Restricted-Use Funds and Budgeting Decisions
André, Quentin, Nicholas Reinholtz, and John G. Lynch Jr. (second round at the Journal of Consumer Research)
- How do consumers budget when a part of their income is denominated in a category-restricted resource (e.g., food stamps)? Building on the mental accounting and categorization literature, we hypothesized that people endowed with a category-restricted resource would be averse to spending their unrestricted money on products of this category. To test this hypothesis, I developed a multi-round, interactive budgeting simulation. We find that people endowed with a food-restricted resource end up budgeting less on food than people who received an equivalent amount in unrestricted money.
The Formation of Dispersion Knowledge in Complex Environments
André, Quentin, Nicholas Reinholtz, and Bart de Langhe (second round at the Journal of Consumer Research)
- Dispersion knowledge (the perception of the variability of a numerical distribution) is a key antecedent of many judgments and decisions, both mundane (e.g., “should I search for a better price?”) and consequential (e.g., “how much should I have in my emergency fund?”). But how does this knowledge develop from experience? Across seven studies, we document a bias in the formation of this dispersion knowledge: Consumers ascribe more variance to a distribution when it was learned in a high (vs. low) variance environment. We show that this “dispersion spillover” has downstream consequences on judgments of price attractiveness, and on consumers’ decision to search for better options.
Slop(p)y Learning: When Market Trends Foster a False Sense of Understanding
André, Quentin and Bart de Langhe (three studies collected, first draft in preparation)
- We demonstrate that the outcome bias (people’s tendency to infer the quality of a decision from its outcome) can exacerbate illusory correlations. To do so, I designed and programmed a simulation in which people make repeated investment decisions, and are asked to learn the characteristics that are associated with higher returns. Unbeknownst to them, the payoffs are independent of their choices, and are manipulated to be increasing (vs. decreasing or flat) over time. We show that this manipulation of slope significantly increases people’s confidence in how much they have learnt, and makes them more confident in their ability to predict future outcomes.
How Not to Make Loss Aversion Disappear and Reverse: A Re-Analysis of Walasek and Stewart (2015)
André, Quentin and Bart de Langhe (manuscript completed)
- Walasek and Stewart (2015) have claimed that loss aversion is a by-product of decision-by-sampling, and provided evidence that it can be attenuated (and even reversed) by experimentally manipulating the range of gains and losses in the decision environment. We challenge their conclusion on statistical grounds: Using mathematical derivations and simulations, we show that Walasek and Stewart’s estimation strategy presents a significant confound. After accounting for this confound, we no longer find evidence in their data that the range of gains and losses had an impact on loss aversion.
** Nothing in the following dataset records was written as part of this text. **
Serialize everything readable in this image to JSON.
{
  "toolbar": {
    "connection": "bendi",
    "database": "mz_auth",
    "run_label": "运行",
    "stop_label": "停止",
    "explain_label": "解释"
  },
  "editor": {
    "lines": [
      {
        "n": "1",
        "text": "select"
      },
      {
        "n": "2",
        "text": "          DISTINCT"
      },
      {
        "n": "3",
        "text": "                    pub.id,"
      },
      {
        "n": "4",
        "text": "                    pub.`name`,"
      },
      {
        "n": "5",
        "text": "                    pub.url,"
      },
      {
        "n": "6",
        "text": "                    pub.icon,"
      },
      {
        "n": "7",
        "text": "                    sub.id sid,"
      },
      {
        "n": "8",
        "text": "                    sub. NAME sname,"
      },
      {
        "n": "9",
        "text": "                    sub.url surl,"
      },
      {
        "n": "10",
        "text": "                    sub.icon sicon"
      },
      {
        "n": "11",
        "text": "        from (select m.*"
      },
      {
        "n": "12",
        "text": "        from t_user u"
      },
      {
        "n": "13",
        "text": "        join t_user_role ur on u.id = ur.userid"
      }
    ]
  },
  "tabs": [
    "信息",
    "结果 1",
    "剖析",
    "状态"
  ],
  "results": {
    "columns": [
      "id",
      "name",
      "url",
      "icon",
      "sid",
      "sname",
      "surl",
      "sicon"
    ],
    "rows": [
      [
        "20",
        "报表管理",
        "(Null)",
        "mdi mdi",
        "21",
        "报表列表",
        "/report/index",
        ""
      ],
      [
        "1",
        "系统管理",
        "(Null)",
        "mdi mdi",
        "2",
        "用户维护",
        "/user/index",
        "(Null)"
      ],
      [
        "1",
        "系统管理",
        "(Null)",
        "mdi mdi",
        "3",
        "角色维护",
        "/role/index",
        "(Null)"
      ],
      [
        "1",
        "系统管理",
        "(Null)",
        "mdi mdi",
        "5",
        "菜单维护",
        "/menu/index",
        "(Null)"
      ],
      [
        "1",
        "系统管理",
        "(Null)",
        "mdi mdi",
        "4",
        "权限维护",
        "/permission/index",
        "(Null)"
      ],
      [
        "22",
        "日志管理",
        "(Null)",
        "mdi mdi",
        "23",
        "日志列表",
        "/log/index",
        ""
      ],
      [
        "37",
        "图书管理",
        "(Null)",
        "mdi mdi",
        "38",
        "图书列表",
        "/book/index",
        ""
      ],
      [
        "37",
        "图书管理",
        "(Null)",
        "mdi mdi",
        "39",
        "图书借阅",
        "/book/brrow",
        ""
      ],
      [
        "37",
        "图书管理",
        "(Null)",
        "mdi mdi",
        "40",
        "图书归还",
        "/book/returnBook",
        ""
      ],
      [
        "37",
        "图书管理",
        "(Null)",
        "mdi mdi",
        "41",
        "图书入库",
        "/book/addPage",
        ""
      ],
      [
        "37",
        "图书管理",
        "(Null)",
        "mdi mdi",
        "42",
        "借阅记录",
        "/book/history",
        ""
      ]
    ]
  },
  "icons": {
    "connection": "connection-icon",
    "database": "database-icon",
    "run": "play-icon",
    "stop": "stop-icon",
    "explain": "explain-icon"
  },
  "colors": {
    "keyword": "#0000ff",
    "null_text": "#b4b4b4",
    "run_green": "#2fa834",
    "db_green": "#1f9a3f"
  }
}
Healthy Through Presence or Absence, Nature or Science? A Framework for Understanding Front-Of-Package Food Claims
- We propose that food products claim to be healthy in one of four ways: because they have removed negative properties (e.g., "low fat"), added positive properties (e.g., "high antioxydants), preserved positive properties (e.g., "unprocessed") or not added negative properties (e.g., "No additives"). We show that while consumers make different inferences from those different types of claim, foods bearing different types of claims do not differ in their nutritional properties.
Consumer Choice and Autonomy in the Age of Artificial Intelligence and Big Data
- We explore the opportunities and challenges that the development of automation and artificial intelligence pose to consumers. They can, on the one hand, contribute to consumer well-being by making choices easier, more practical, and more efficient. On the other hand, they can also undermine consumers' sense of autonomy, the absence of which is detrimental to well-being. Drawing from diverse perspective, we explore the relevance and importance of autonomy to consumers, and identify open research questions in this domain.